"(Storey) actively tried to prevent the athletes and members from speaking through the proper process and voting," said Neville Wright, who finished fifth in the four-man bobsled at the 2010 Vancouver Olympics. "And Sarah unilaterally attempted to adjourn the meeting and walked away when the athletes demanded to be heard."

Tara McNeil, a 53-year-old sport physiologist from Calgary, has put her name forward for president, after she was approached by a group of athletes to run for the position. Storey hasn't announced whether she would seek a third four-year term.

In a video of the brouhaha, Storey takes the podium to announce the adjournment, leading to a loud outcry from many people in the room.

BCS said in a statement to The Canadian Press that the organization had received credible information that there may have been irregularities in the verification processes of voters from the provincial sport organizations.

"Although BCS has been working to verify these memberships, as at the date of the AGM, BCS has been unable to determine the BCS members who are eligible to vote, or to be elected as directors at this meeting," the statement said. "It is of the utmost importance to the board of directors of BCS that the fairness and integrity of the decisions to be made at the annual general meeting of BCS is preserved."

BCS called a recess during the AGM to meet with legal counsel. The board of directors, according to the statement, recommended that all matters set out in the notice calling the meeting be adjourned.
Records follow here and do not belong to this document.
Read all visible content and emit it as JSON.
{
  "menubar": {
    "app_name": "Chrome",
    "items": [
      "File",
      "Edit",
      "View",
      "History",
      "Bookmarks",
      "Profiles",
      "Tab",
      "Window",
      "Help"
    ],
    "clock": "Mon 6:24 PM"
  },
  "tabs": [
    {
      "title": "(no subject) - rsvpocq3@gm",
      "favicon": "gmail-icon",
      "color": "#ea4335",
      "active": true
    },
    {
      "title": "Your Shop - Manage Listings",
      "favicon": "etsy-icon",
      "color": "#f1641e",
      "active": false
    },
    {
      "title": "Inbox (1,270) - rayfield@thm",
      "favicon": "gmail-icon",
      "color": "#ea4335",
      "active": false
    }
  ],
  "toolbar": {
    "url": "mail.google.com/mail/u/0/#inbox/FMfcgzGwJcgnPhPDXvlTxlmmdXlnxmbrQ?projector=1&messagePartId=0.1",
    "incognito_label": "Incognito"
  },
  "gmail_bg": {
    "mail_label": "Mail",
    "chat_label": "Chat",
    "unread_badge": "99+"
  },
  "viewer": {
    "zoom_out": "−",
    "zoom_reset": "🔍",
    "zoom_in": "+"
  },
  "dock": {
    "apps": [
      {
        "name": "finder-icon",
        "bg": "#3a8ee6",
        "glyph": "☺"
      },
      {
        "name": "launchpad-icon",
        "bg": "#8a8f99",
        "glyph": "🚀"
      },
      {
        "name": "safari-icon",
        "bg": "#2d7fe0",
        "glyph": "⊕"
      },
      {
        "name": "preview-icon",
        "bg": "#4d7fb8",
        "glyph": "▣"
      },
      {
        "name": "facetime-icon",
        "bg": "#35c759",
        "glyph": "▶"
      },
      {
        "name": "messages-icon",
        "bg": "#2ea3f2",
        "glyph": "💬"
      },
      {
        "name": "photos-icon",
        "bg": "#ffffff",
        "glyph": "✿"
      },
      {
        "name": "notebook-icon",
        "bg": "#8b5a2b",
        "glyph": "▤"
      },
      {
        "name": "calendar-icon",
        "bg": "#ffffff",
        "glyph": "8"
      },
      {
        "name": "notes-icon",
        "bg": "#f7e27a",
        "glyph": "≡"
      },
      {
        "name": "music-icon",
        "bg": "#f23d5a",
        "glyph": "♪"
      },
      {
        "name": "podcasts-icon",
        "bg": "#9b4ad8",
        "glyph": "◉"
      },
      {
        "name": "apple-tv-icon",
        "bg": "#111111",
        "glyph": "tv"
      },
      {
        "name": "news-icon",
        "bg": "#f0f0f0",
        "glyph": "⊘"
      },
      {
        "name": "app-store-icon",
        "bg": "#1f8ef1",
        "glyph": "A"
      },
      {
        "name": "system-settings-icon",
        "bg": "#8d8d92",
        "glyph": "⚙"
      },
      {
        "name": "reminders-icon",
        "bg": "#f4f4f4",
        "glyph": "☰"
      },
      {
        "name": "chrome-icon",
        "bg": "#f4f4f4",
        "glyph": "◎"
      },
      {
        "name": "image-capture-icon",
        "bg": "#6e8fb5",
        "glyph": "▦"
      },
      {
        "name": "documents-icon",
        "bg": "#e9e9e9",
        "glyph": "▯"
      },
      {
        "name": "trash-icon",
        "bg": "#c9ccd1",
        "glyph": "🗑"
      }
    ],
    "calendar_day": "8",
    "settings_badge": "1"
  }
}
Cynthia Appiah, who was fifth in monobob at the 2021 world championships and eighth at last winter's Beijing Olympics, said she was proud of her teammates at the meeting.

"I'm beyond impressed with how the team stuck with each other and didn't give up," she said. "People spoke up and felt empowered from each other speaking up."

BCS said the purpose of the adjournment was to ensure only members eligible to vote are able to vote, and that all eligible members are able to vote.

"Which BCS strongly believes is necessary to preserve the fairness and integrity of the decisions to be made at the Annual General Meeting of BCS," the statement said.

A new AGM date has not been announced.

A group of more than 90 current and retired athletes — BCS Athletes for Change — first called on Sport Minister Pascale St-Onge in early March, denouncing their national sport organization for issues around governance, transparency and athlete safety.

The group renewed their call for action in August, and included a 24-page collection of lived or observed athlete experiences, which was presented to BCS’s board of directors.

Madison Charney, a retired skeleton athlete, said there were no issues with the authenticity of voters, saying the voter lists from the provincial organizations had been notarized.

"I wish I could say I was hopeful," Charney said. "But until she is no longer president and we have someone else in that position, I will not be hopeful, because there's always something that she can do.

"She just seems to be one step ahead of us at every point."

Wright said the abrupt adjournment didn't follow BCS bylaws.

"What matters most is the perspective of the athletes," Wright added. "And right now, they don't want her leadership, they still want her resignation and the resignation of Chris Le Bihan. And they both made it clear by walking out where their stance is, that they don't care what anyone says, they're not following their own policies or bylaws.

"They're going to do whatever they want. And there's nothing you can do about it."

This report by The Canadian Press was first published Sept. 30, 2022.

Lori Ewing, The Canadian Press